England won the first Ashes Test against Australia by just 14 runs on an unbearably tense final day at Trent Bridge.
Paul Hayward - Daily Telegraph
On the face of it a great human drama was decided by machines, by decision review. But look deeper and you can still see the work of living beings in the final phase of England's 14‑run victory in an unforgettable first Ashes Test at Trent Bridge. You see James Anderson's brilliant bowling, and Brad Haddin's minuscule error in punching at a ball he might have let pass as Australia closed in on one of cricket's greatest wins. Given a second chance, Haddin, who had hours and overs to burn in a fine innings of 71, might have waited for Anderson to run himself into the dirt before seeking the winning runs off England's other bowlers.
Mike Selvey - Guardian
A dramatic Test that had swayed this way and that from the first wayward ball to the decisive delivery was settled three overs into the afternoon session of the final day - and it took a special bowler to win it. Australia had started the day on 174 for six requiring 137 runs to win. A new-ball burst from Jimmy Anderson, during a marathon 13-over spell in the morning that sent him from the field with cramp, led to three of them going with 80 runs still required. And then for the second time in the match, the tail did not just wag but put to shame the upper order. Marshalled superbly by the grizzled wicket-keeper Brad Haddin, a man with two Ashes centuries to his name, and with a different No11 for company in James Pattinson, Australia got themselves within 15 runs of victory, before Anderson (it had to be) returned to the fray after lunch and took Haddin's wicket for 71 to dismiss the tourists for 296 and spark the celebrations.
Mike Atherton - The Times
It was 2005 all over again. Take your pick: either the Edgbaston Test of that series, or Trent Bridge, Old Trafford and the Oval too. All the tension of that unforgettable summer brought back to life over almost three hours on a final day of a dramatic Test that was decided by the finest of margins.

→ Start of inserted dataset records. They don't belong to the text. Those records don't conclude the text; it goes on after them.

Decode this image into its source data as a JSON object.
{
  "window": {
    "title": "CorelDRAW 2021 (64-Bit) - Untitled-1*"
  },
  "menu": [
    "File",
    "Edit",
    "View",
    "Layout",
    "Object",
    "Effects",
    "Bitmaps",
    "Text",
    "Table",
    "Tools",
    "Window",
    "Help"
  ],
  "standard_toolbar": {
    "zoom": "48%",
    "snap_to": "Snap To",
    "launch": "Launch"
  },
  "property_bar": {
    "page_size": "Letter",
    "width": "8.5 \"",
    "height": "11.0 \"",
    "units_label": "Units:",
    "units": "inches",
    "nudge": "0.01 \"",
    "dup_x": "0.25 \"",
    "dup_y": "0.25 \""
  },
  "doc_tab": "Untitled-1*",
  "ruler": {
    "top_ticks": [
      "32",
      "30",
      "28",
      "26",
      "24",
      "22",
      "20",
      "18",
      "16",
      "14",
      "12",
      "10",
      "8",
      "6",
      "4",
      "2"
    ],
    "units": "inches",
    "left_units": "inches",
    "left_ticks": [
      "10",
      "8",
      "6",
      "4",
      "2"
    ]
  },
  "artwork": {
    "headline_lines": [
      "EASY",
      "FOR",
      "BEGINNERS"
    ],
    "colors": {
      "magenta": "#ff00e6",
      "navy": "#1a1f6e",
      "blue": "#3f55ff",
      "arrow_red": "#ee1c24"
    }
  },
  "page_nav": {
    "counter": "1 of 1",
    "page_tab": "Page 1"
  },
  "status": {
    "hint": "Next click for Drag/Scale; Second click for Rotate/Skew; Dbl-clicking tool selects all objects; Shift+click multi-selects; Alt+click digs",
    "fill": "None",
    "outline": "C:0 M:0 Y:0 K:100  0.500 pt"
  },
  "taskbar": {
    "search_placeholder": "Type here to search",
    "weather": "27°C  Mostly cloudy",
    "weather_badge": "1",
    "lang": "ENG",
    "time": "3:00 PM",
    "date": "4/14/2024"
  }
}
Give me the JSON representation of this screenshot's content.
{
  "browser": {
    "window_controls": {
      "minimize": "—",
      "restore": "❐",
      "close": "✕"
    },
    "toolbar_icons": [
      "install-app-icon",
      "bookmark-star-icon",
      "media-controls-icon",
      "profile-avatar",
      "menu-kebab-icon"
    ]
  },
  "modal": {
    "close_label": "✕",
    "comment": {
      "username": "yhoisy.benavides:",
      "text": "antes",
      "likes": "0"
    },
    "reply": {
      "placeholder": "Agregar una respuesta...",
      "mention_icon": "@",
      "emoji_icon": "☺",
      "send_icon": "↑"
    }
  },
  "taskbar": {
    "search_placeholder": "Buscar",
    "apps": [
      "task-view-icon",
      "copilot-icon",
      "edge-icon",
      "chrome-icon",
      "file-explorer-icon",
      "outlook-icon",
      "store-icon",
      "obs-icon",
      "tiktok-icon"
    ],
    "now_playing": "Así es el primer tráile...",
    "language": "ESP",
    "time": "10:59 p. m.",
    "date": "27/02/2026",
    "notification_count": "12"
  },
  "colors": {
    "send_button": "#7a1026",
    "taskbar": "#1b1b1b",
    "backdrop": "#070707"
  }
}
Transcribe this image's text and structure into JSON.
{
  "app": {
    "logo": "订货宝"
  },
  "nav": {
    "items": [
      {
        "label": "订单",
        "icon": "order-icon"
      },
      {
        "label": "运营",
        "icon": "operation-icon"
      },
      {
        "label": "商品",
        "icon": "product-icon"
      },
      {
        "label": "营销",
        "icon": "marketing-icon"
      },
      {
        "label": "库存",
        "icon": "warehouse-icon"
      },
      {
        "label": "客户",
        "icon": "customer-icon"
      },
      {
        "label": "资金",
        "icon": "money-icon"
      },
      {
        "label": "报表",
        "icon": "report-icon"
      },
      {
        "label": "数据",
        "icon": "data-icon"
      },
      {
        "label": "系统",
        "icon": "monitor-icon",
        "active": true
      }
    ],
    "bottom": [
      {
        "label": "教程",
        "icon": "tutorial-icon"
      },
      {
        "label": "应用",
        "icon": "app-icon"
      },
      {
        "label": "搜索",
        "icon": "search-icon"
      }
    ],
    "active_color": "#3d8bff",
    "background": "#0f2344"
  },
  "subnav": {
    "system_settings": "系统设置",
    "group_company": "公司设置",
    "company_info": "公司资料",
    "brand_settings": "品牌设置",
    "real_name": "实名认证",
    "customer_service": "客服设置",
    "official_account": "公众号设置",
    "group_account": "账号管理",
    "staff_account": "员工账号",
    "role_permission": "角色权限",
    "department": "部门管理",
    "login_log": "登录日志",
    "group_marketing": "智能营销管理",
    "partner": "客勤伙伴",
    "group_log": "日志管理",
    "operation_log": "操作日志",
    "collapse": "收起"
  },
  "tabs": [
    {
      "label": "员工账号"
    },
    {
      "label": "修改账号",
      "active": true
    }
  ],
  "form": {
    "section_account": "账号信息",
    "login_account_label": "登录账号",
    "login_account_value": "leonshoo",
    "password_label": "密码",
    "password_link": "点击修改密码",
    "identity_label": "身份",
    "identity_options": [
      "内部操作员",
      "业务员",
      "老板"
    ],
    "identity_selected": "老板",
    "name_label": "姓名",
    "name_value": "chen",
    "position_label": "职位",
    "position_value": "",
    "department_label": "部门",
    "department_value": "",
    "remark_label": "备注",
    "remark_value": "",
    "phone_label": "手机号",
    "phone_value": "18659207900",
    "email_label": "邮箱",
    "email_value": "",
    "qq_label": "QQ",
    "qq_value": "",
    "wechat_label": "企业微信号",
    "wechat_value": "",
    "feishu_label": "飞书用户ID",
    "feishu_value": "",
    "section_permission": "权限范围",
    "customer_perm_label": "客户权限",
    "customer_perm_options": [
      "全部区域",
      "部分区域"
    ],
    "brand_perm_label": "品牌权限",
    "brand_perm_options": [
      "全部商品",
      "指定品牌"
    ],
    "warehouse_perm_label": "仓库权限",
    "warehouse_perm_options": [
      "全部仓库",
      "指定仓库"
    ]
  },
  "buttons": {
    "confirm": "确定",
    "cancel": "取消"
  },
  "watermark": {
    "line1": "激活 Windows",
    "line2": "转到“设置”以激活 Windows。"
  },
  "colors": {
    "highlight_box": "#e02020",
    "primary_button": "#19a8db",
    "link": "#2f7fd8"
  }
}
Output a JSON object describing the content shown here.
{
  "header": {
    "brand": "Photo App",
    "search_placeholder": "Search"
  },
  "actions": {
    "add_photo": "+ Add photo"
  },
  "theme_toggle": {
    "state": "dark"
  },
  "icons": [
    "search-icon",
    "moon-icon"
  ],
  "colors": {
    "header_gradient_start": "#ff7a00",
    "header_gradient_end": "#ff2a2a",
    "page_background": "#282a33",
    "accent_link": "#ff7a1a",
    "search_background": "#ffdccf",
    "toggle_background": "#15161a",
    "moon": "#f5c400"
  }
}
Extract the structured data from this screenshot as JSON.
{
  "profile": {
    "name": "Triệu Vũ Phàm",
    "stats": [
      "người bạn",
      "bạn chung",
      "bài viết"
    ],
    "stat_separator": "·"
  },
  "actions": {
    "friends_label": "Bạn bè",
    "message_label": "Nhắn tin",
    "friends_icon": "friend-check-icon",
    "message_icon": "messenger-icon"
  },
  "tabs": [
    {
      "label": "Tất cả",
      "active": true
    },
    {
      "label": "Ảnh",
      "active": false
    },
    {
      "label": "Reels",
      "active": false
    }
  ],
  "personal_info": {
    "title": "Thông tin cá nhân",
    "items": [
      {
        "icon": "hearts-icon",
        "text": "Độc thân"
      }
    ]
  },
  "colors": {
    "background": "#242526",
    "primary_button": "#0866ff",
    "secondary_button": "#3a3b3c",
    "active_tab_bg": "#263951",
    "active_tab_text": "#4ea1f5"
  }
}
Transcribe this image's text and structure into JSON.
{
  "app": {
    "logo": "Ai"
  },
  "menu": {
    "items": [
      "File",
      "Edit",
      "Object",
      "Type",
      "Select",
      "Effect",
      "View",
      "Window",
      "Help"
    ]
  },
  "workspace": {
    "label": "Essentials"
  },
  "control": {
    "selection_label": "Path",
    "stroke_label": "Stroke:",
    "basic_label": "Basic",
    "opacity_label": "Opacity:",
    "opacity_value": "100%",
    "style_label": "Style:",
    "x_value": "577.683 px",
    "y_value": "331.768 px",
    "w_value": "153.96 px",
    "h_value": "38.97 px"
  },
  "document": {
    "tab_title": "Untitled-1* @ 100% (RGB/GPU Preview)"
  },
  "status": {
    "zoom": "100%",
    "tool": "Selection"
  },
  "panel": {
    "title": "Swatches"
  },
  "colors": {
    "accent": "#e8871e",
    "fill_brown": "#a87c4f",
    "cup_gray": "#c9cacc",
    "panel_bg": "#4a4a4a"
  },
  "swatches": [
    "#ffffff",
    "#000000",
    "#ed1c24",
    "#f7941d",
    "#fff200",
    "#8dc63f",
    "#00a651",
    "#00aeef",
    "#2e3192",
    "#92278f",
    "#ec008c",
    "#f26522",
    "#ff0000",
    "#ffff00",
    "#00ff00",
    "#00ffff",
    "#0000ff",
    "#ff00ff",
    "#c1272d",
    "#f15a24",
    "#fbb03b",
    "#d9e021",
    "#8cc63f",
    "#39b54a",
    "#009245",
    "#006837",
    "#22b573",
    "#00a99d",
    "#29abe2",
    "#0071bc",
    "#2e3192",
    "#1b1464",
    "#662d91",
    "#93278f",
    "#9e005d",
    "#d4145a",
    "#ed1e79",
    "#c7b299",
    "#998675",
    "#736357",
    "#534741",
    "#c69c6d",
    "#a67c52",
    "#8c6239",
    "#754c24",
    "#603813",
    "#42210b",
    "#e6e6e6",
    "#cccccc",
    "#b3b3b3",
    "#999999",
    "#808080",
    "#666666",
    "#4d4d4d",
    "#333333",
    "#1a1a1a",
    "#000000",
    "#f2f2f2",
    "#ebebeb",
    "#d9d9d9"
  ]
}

The conclusion was fitting too, given the drama and controversy that had raged over the rights and wrongs of technology and umpiring decisions throughout the game.
Andrew Webster - Sydney Morning Herald
The definition of hell: waking up in the early hours of Monday morning, curled in the foetal position on the lounge and shivering from the cold, to giddy English cricketers prancing about and hugging each other like they've just won Powerball. If this is how the next five weeks of Ashes cricket will be, with Australia bravely coming so close to victory in spite of itself, tough times are ahead. Of course it was going to come down to a DRS decision. Of course it was going to come off a half-hearted appeal from both English bowler and keeper. Of course it was going to be an inside edge about as thick as a Tally Ho paper. Of course there was going to be infinite doubt about whether it was out. Of course the decision would go against Australia.
Chloe Saltau - The (Melbourne) Age
Michael Clarke admits England's superior use of the referral system played a role in Australia's agonising defeat in the first Test, but says his team has regained some respect with its gallant performance at Trent Bridge. The Australian captain asked his players to hold their heads high. Having been written off before the series, the team fought back from desperate positions to take the game down to the wire. Statistics on both teams' use of the Decision Review System show that the Australians were cavalier with their referrals while the home team used them sparingly and smartly.
What will be the result of the second Ashes Test?